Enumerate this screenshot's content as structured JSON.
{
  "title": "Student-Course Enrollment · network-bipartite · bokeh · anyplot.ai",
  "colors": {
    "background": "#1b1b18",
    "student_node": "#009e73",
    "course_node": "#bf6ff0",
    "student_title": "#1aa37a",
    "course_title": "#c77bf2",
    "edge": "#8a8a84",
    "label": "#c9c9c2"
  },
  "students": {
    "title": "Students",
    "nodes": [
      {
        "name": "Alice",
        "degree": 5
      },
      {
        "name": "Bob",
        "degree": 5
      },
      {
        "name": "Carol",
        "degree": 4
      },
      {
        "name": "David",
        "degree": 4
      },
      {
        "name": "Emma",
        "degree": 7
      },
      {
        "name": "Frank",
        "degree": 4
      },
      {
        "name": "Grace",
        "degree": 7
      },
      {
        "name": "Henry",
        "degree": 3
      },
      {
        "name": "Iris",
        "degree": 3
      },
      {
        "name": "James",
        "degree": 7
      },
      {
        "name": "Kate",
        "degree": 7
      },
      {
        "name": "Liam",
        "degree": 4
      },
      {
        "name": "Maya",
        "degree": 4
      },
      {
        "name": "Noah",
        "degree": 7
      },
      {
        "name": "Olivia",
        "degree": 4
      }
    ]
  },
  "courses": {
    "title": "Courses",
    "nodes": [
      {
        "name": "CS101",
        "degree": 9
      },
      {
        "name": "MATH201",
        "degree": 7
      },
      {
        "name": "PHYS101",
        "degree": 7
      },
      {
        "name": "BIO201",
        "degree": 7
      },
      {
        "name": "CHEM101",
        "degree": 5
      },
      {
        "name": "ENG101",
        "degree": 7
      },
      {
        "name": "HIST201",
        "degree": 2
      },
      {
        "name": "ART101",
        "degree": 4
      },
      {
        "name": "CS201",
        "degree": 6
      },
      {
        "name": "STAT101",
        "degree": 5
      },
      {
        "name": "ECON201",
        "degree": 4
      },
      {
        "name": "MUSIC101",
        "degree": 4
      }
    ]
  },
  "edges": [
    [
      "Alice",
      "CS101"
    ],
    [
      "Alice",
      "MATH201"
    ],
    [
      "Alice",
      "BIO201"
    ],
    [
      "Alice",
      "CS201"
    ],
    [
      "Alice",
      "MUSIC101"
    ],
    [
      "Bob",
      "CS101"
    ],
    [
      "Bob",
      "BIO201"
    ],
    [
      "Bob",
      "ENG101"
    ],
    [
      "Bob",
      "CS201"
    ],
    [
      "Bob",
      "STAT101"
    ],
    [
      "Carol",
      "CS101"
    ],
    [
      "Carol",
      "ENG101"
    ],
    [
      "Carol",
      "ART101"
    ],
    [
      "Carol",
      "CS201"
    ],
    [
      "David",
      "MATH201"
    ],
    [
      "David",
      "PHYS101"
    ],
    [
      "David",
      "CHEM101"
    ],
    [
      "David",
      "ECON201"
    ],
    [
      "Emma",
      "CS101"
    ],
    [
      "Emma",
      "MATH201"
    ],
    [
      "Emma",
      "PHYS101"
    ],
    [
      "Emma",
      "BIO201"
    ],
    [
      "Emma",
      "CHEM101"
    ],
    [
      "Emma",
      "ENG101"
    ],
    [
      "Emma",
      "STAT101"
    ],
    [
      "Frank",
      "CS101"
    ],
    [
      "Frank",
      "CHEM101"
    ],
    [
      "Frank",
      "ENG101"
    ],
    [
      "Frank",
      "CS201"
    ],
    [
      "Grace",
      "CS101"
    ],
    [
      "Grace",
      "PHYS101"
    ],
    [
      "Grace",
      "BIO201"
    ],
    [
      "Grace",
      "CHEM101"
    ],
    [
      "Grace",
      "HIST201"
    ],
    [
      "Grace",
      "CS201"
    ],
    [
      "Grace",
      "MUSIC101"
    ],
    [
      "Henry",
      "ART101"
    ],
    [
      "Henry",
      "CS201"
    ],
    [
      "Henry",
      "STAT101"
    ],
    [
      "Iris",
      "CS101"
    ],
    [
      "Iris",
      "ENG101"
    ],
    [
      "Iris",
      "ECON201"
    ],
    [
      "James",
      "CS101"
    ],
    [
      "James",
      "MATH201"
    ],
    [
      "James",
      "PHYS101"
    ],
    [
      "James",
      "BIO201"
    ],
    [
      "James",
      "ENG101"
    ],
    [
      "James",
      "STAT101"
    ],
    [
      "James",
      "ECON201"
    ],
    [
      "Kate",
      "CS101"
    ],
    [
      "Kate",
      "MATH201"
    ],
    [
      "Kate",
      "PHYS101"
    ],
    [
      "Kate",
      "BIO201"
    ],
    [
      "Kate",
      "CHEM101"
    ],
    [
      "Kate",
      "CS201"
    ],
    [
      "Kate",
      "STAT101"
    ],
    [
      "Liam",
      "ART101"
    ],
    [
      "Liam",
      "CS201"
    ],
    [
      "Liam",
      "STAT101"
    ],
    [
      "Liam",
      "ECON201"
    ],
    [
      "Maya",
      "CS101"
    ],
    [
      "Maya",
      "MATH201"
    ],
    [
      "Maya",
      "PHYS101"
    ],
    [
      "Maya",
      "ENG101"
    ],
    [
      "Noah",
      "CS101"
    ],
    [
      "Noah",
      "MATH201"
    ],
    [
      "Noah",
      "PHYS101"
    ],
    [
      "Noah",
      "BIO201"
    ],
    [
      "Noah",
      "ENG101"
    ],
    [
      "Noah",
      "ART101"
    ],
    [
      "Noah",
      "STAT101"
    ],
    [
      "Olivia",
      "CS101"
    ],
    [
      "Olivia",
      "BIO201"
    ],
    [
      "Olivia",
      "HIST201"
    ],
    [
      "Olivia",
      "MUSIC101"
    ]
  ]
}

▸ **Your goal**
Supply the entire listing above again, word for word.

▸ **Exercise output**
Enumerate this screenshot's content as structured JSON.
{
  "title": "Student-Course Enrollment · network-bipartite · bokeh · anyplot.ai",
  "colors": {
    "background": "#1b1b18",
    "student_node": "#009e73",
    "course_node": "#bf6ff0",
    "student_title": "#1aa37a",
    "course_title": "#c77bf2",
    "edge": "#8a8a84",
    "label": "#c9c9c2"
  },
  "students": {
    "title": "Students",
    "nodes": [
      {
        "name": "Alice",
        "degree": 5
      },
      {
        "name": "Bob",
        "degree": 5
      },
      {
        "name": "Carol",
        "degree": 4
      },
      {
        "name": "David",
        "degree": 4
      },
      {
        "name": "Emma",
        "degree": 7
      },
      {
        "name": "Frank",
        "degree": 4
      },
      {
        "name": "Grace",
        "degree": 7
      },
      {
        "name": "Henry",
        "degree": 3
      },
      {
        "name": "Iris",
        "degree": 3
      },
      {
        "name": "James",
        "degree": 7
      },
      {
        "name": "Kate",
        "degree": 7
      },
      {
        "name": "Liam",
        "degree": 4
      },
      {
        "name": "Maya",
        "degree": 4
      },
      {
        "name": "Noah",
        "degree": 7
      },
      {
        "name": "Olivia",
        "degree": 4
      }
    ]
  },
  "courses": {
    "title": "Courses",
    "nodes": [
      {
        "name": "CS101",
        "degree": 9
      },
      {
        "name": "MATH201",
        "degree": 7
      },
      {
        "name": "PHYS101",
        "degree": 7
      },
      {
        "name": "BIO201",
        "degree": 7
      },
      {
        "name": "CHEM101",
        "degree": 5
      },
      {
        "name": "ENG101",
        "degree": 7
      },
      {
        "name": "HIST201",
        "degree": 2
      },
      {
        "name": "ART101",
        "degree": 4
      },
      {
        "name": "CS201",
        "degree": 6
      },
      {
        "name": "STAT101",
        "degree": 5
      },
      {
        "name": "ECON201",
        "degree": 4
      },
      {
        "name": "MUSIC101",
        "degree": 4
      }
    ]
  },
  "edges": [
    [
      "Alice",
      "CS101"
    ],
    [
      "Alice",
      "MATH201"
    ],
    [
      "Alice",
      "BIO201"
    ],
    [
      "Alice",
      "CS201"
    ],
    [
      "Alice",
      "MUSIC101"
    ],
    [
      "Bob",
      "CS101"
    ],
    [
      "Bob",
      "BIO201"
    ],
    [
      "Bob",
      "ENG101"
    ],
    [
      "Bob",
      "CS201"
    ],
    [
      "Bob",
      "STAT101"
    ],
    [
      "Carol",
      "CS101"
    ],
    [
      "Carol",
      "ENG101"
    ],
    [
      "Carol",
      "ART101"
    ],
    [
      "Carol",
      "CS201"
    ],
    [
      "David",
      "MATH201"
    ],
    [
      "David",
      "PHYS101"
    ],
    [
      "David",
      "CHEM101"
    ],
    [
      "David",
      "ECON201"
    ],
    [
      "Emma",
      "CS101"
    ],
    [
      "Emma",
      "MATH201"
    ],
    [
      "Emma",
      "PHYS101"
    ],
    [
      "Emma",
      "BIO201"
    ],
    [
      "Emma",
      "CHEM101"
    ],
    [
      "Emma",
      "ENG101"
    ],
    [
      "Emma",
      "STAT101"
    ],
    [
      "Frank",
      "CS101"
    ],
    [
      "Frank",
      "CHEM101"
    ],
    [
      "Frank",
      "ENG101"
    ],
    [
      "Frank",
      "CS201"
    ],
    [
      "Grace",
      "CS101"
    ],
    [
      "Grace",
      "PHYS101"
    ],
    [
      "Grace",
      "BIO201"
    ],
    [
      "Grace",
      "CHEM101"
    ],
    [
      "Grace",
      "HIST201"
    ],
    [
      "Grace",
      "CS201"
    ],
    [
      "Grace",
      "MUSIC101"
    ],
    [
      "Henry",
      "ART101"
    ],
    [
      "Henry",
      "CS201"
    ],
    [
      "Henry",
      "STAT101"
    ],
    [
      "Iris",
      "CS101"
    ],
    [
      "Iris",
      "ENG101"
    ],
    [
      "Iris",
      "ECON201"
    ],
    [
      "James",
      "CS101"
    ],
    [
      "James",
      "MATH201"
    ],
    [
      "James",
      "PHYS101"
    ],
    [
      "James",
      "BIO201"
    ],
    [
      "James",
      "ENG101"
    ],
    [
      "James",
      "STAT101"
    ],
    [
      "James",
      "ECON201"
    ],
    [
      "Kate",
      "CS101"
    ],
    [
      "Kate",
      "MATH201"
    ],
    [
      "Kate",
      "PHYS101"
    ],
    [
      "Kate",
      "BIO201"
    ],
    [
      "Kate",
      "CHEM101"
    ],
    [
      "Kate",
      "CS201"
    ],
    [
      "Kate",
      "STAT101"
    ],
    [
      "Liam",
      "ART101"
    ],
    [
      "Liam",
      "CS201"
    ],
    [
      "Liam",
      "STAT101"
    ],
    [
      "Liam",
      "ECON201"
    ],
    [
      "Maya",
      "CS101"
    ],
    [
      "Maya",
      "MATH201"
    ],
    [
      "Maya",
      "PHYS101"
    ],
    [
      "Maya",
      "ENG101"
    ],
    [
      "Noah",
      "CS101"
    ],
    [
      "Noah",
      "MATH201"
    ],
    [
      "Noah",
      "PHYS101"
    ],
    [
      "Noah",
      "BIO201"
    ],
    [
      "Noah",
      "ENG101"
    ],
    [
      "Noah",
      "ART101"
    ],
    [
      "Noah",
      "STAT101"
    ],
    [
      "Olivia",
      "CS101"
    ],
    [
      "Olivia",
      "BIO201"
    ],
    [
      "Olivia",
      "HIST201"
    ],
    [
      "Olivia",
      "MUSIC101"
    ]
  ]
}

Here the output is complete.